What grit finishing stone to use depends on whether you want a coarse edge to saw at things with or a polished edge to cut things with. Even those of us who like a polished edge on some or all of our knives usually find there's a point of diminishing returns -- once you've polished an edge so far, further polishing gives you little improvement for your effort.

I like to finish with tripoli compound on leather glued to the back of my hone, and I like to touch up the edge every time it gets even a little bit dull, so I seldom use anything else. When I buy a new knife, though, it never has the angle I want on it. Then I start with a coarse silicon carbide stone, then go to a middle-grade silicon carbide stone, then my fine diamond hone, then strop. Diamond cuts faster but I use coarse and middle-grade stones so seldom I can't see going to the expense of diamond -- besides, you can bear down hard on a coarse silicon carbide stone and possibly cut even faster than you could with diamond; a sintered diamond stone could be damaged by very heavy pressure.

Go to the home page at this website and click on "features" to find the Sharpening FAQ -- there's a lot more info there.

-Cougar Allen :{)
Great summary by Cougar.

I'll add that I've been leaving my edges coarser and coarser. As Cougar said, coarse edges slice better, polished edges shave and push-cut better. I find I make slicing cuts much more than push-cuts, so a coarse edge is really nice. I recommend everyone try this in their garage to really convince themselves that it's true. Sharpen a knife and polish it, then try to take a couple slices of very hard poly rope. Now take a few strokes on a coarse hone to rough up the edge, and re-try the test. The difference in performance should be very noticeable.

One trick I often do these days is polish the entire edge, then rough up the back part, from about the handle until the beginning of the belly. That way I have a polished tip & belly for push-cutting like opening mail, and the rest of the edge is coarse for slicing.

Oh yah, you asked for specific grits. For polishing, I'll typically go to a spyderco fine stone, then strop. Occasionally, I'll go to a DMT x-fine hone in between, for the super mirror polish. For a coarse utility edge, I leave the edge at the coarseness of the Spyderco brown (what do they call it? medium?) stones, or the DMT coarse (blue) stone.

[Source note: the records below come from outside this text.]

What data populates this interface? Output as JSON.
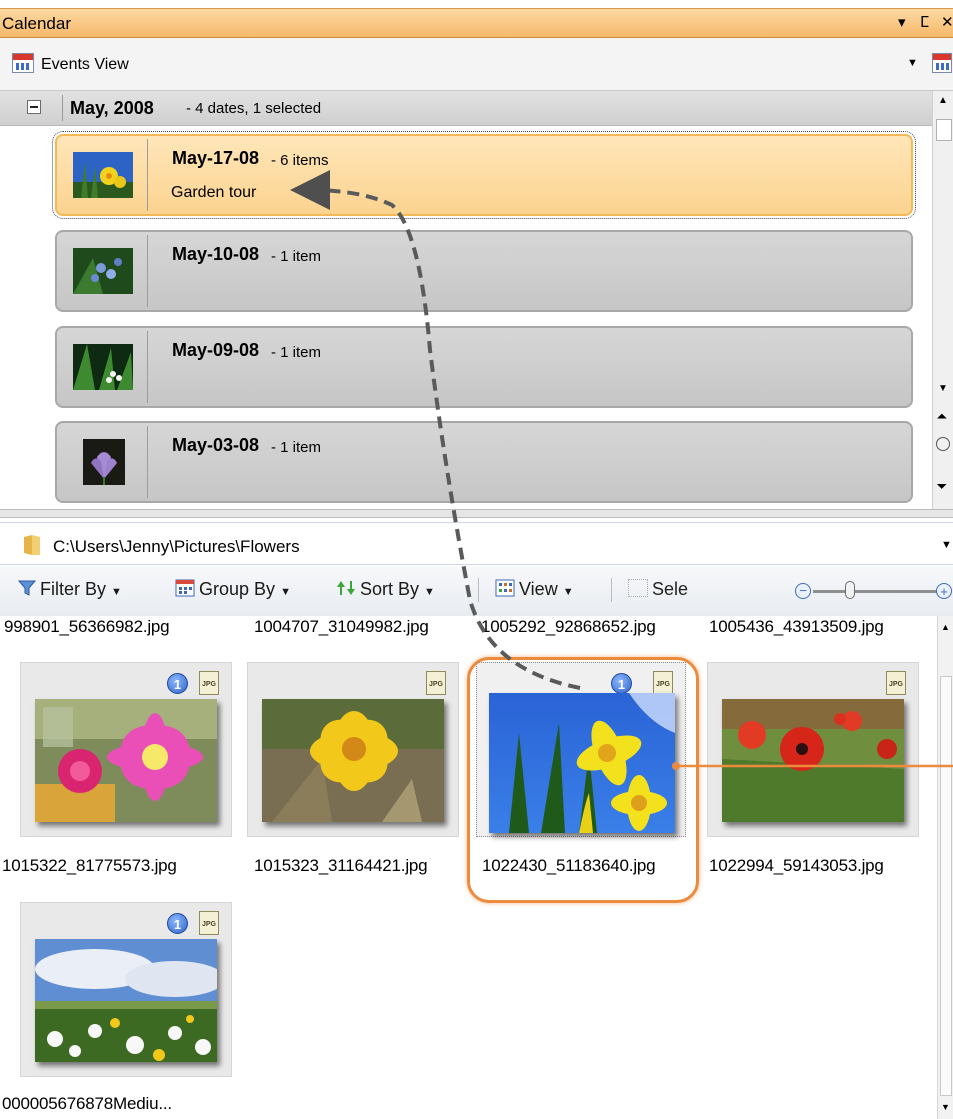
{
  "calendar_pane": {
    "title": "Calendar",
    "pin_glyph": "▾  ⵎ ✕",
    "view_selector": "Events View",
    "month_group": {
      "month": "May, 2008",
      "summary": "- 4 dates, 1 selected"
    },
    "dates": [
      {
        "date": "May-17-08",
        "count": "- 6 items",
        "note": "Garden tour",
        "selected": true
      },
      {
        "date": "May-10-08",
        "count": "- 1 item",
        "note": ""
      },
      {
        "date": "May-09-08",
        "count": "- 1 item",
        "note": ""
      },
      {
        "date": "May-03-08",
        "count": "- 1 item",
        "note": ""
      }
    ]
  },
  "folder_pane": {
    "path": "C:\\Users\\Jenny\\Pictures\\Flowers",
    "toolbar": {
      "filter": "Filter By",
      "group": "Group By",
      "sort": "Sort By",
      "view": "View",
      "select": "Sele"
    },
    "top_captions": [
      "998901_56366982.jpg",
      "1004707_31049982.jpg",
      "1005292_92868652.jpg",
      "1005436_43913509.jpg"
    ],
    "thumbnails": [
      {
        "file": "1015322_81775573.jpg",
        "badge": "1",
        "type": "JPG"
      },
      {
        "file": "1015323_31164421.jpg",
        "badge": "",
        "type": "JPG"
      },
      {
        "file": "1022430_51183640.jpg",
        "badge": "1",
        "type": "JPG",
        "selected": true
      },
      {
        "file": "1022994_59143053.jpg",
        "badge": "",
        "type": "JPG"
      },
      {
        "file": "000005676878Mediu...",
        "badge": "1",
        "type": "JPG"
      }
    ]
  },
  "colors": {
    "titlebar": "#f6b96a",
    "selected_item": "#fbd390",
    "highlight_ring": "#ec8a3d",
    "arrow": "#555555",
    "badge": "#2c63c7"
  },
  "icons": [
    "calendar-icon",
    "folder-icon",
    "filter-icon",
    "group-icon",
    "sort-icon",
    "view-icon",
    "select-icon",
    "zoom-out-icon",
    "zoom-in-icon",
    "collapse-icon",
    "info-badge-icon",
    "jpg-file-icon"
  ]
}
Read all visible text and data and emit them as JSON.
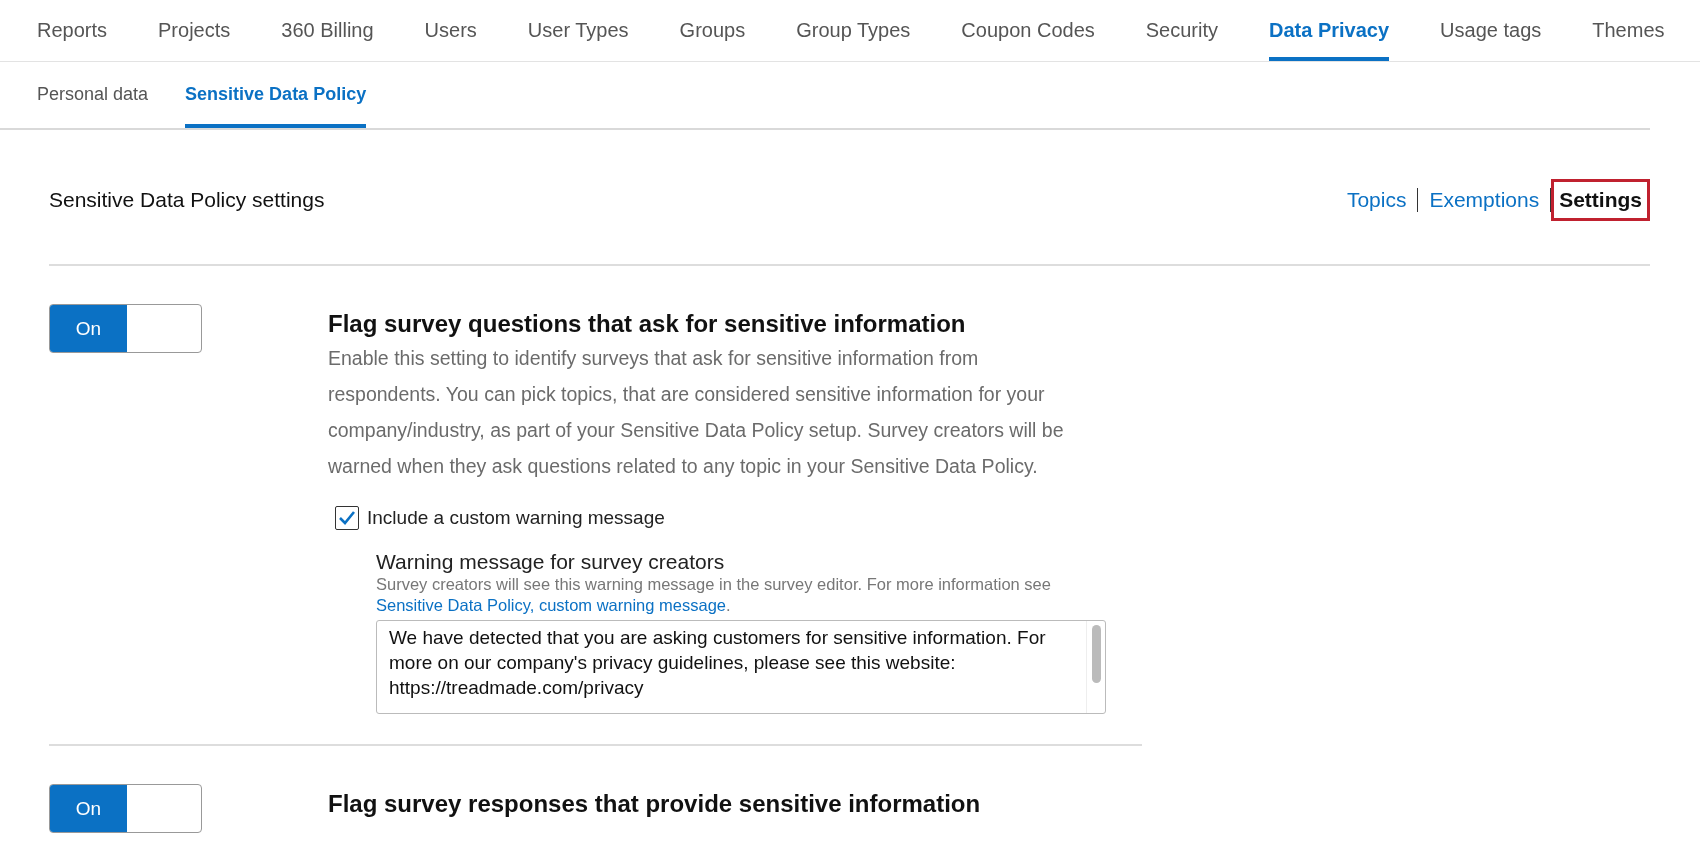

[This message has been edited by Joe Talmadge (edited 29 September 1999).]
Just to add to the above a minor note, on how to finish the edge for optimum cutting performance, different steels vary widely in how they cut at different grits. Plain carbon steels for example can be maintained with a butchers steel (or a simple file) for a long period of time which leaves a nice coarse edge. This same treatment on some high alloy steels, especially on some of the stainless ones which initially producing a similar edge quickly leads to edge fractures and severe blunting. You need to vary your grits to best take into account the properties of the steel.